There is only one species of ash that grows in the NW, so you've probably been using Oregon ash. There is also mountain ash, which is a completely unrelated shrub that grows as higher elevations. If you're in Eugene, then you're in the epicenter of Oregon ash's range. It forms entire forests (small ones) along Coyote and Spencer Creeks as well as at Amazon Park. In the West Eugene Wetlands you can often see it resprouting. It grows very easily both by seed or from live wood. I've never tried transplanting it, but in the forest it resprouts very easily, so I'd imagine its easy to move. Its a wetland tree and 99.5% of our Willamette Valley wetlands have been converted to agriculture - mostly grass seed farms. So I think Oregon ash has been drastically reduced in its extent. Its also a very important habitat tree for birds, insects, and lichens, and supports (along with wetland oaks) the best NW foraging spots I've ever seen. So I very much believe in finding spots to grow it and its associated plants.

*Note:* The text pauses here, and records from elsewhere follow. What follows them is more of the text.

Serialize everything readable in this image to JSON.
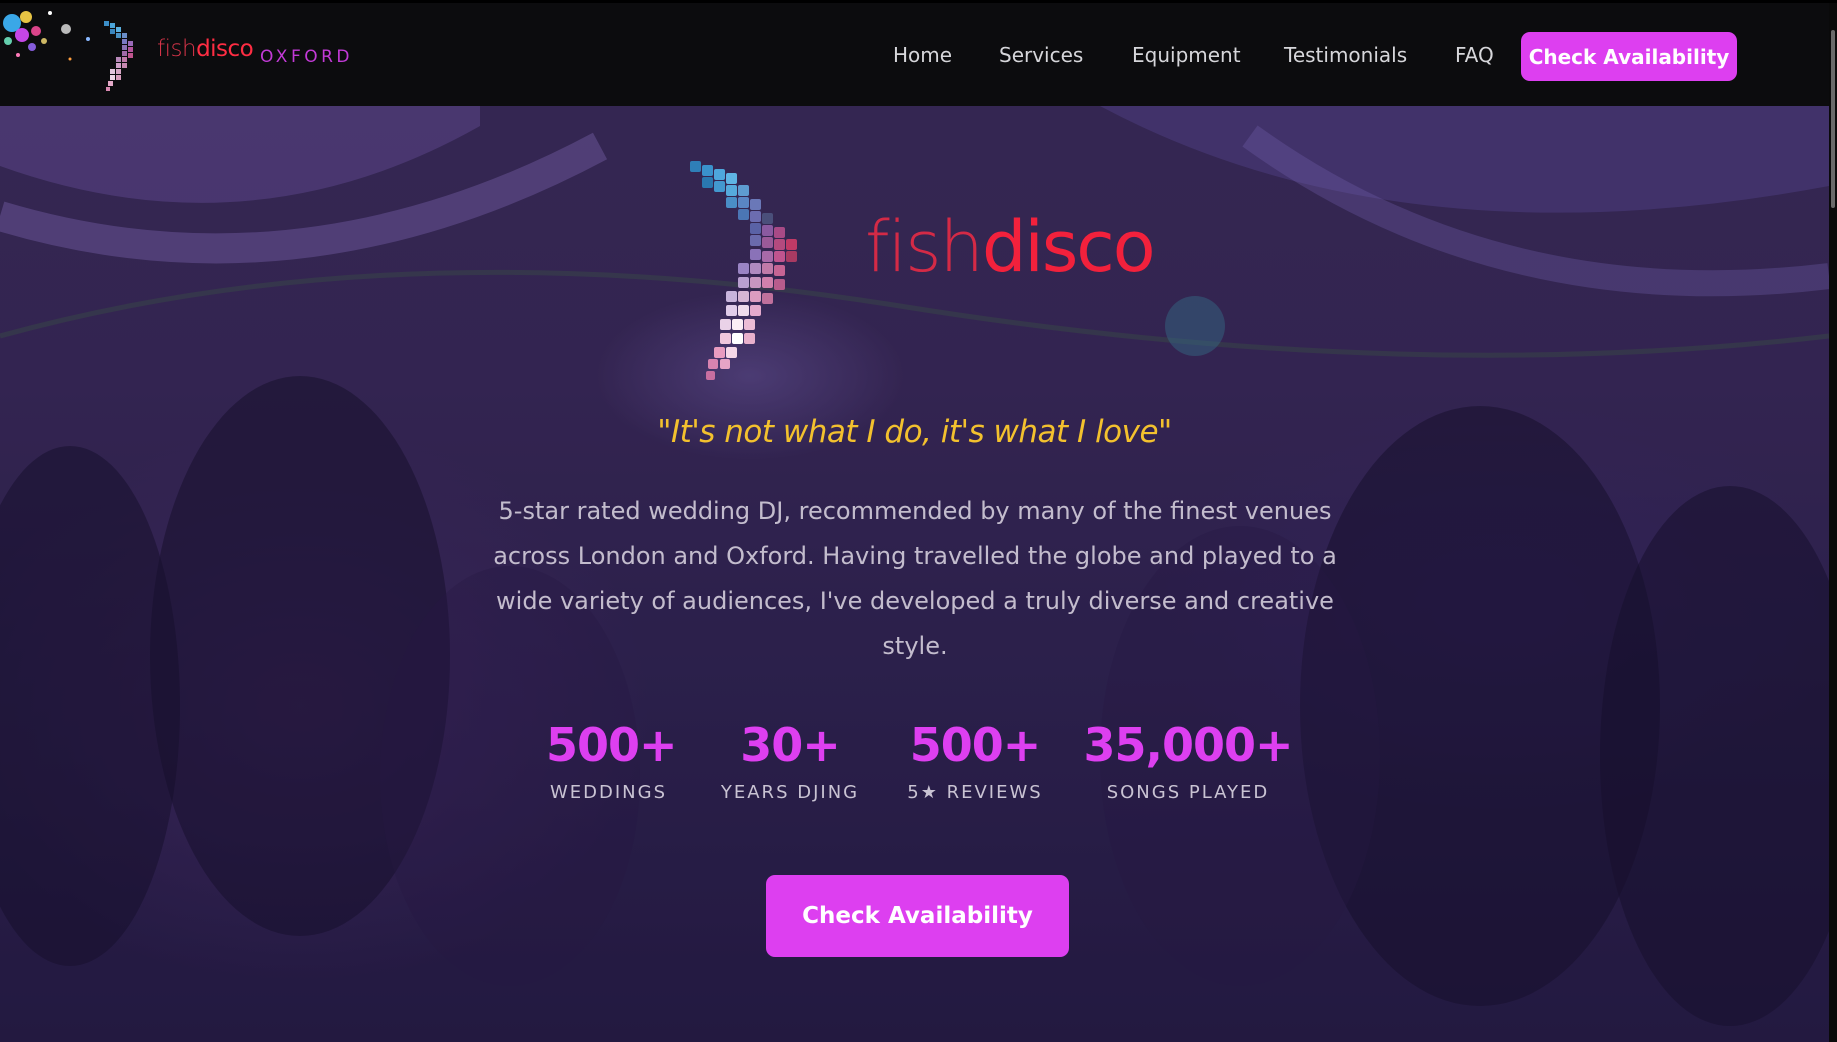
{
  "nav": {
    "brand": {
      "word_light": "fish",
      "word_bold": "disco",
      "city": "OXFORD"
    },
    "links": [
      {
        "label": "Home"
      },
      {
        "label": "Services"
      },
      {
        "label": "Equipment"
      },
      {
        "label": "Testimonials"
      },
      {
        "label": "FAQ"
      }
    ],
    "cta_label": "Check Availability"
  },
  "hero": {
    "logo": {
      "word_light": "fish",
      "word_bold": "disco"
    },
    "tagline": "\"It's not what I do, it's what I love\"",
    "intro": "5-star rated wedding DJ, recommended by many of the finest venues across London and Oxford. Having travelled the globe and played to a wide variety of audiences, I've developed a truly diverse and creative style.",
    "stats": [
      {
        "value": "500+",
        "label": "WEDDINGS"
      },
      {
        "value": "30+",
        "label": "YEARS DJING"
      },
      {
        "value": "500+",
        "label": "5★ REVIEWS"
      },
      {
        "value": "35,000+",
        "label": "SONGS PLAYED"
      }
    ],
    "cta_label": "Check Availability"
  },
  "colors": {
    "accent": "#dd3ff0",
    "brand_red": "#f2213c",
    "tagline_yellow": "#f3c12e",
    "nav_bg": "#0c0c0e"
  },
  "icons": [
    "fishdisco-logo-mark",
    "sparkles-decoration"
  ]
}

As far as the nettles, you can certainly spread them via seed. You can also transplant rhizomes (the roots that grow laterally from the base of the plant. You'd likely want to do either in fall. Maybe October/November. Prepare a spot by clearing invasive species, then put down a mulch, plant rhizomes and sprinkle seeds. That's about all there is to it. Nettles are an aggressive plant that can hold there own. But they do need moist, yet well-drained soils with lots of organic matter. So finding the right spot is important. Other plants are similar, though with varying degrees of pickiness. Every species has a type of soil and a shade/light regime that they prefer. Most plants also can be spread either by a part of the plant or by seed. Its just a matter of getting comfortable enough to experiment. Nettles and thimbleberries are good ones to start with if your in a forested setting. Valley bottom, camas isn't a bad option, though I'd recommend seeding camas unless you can salvage the bulbs from a spot that's slated for development.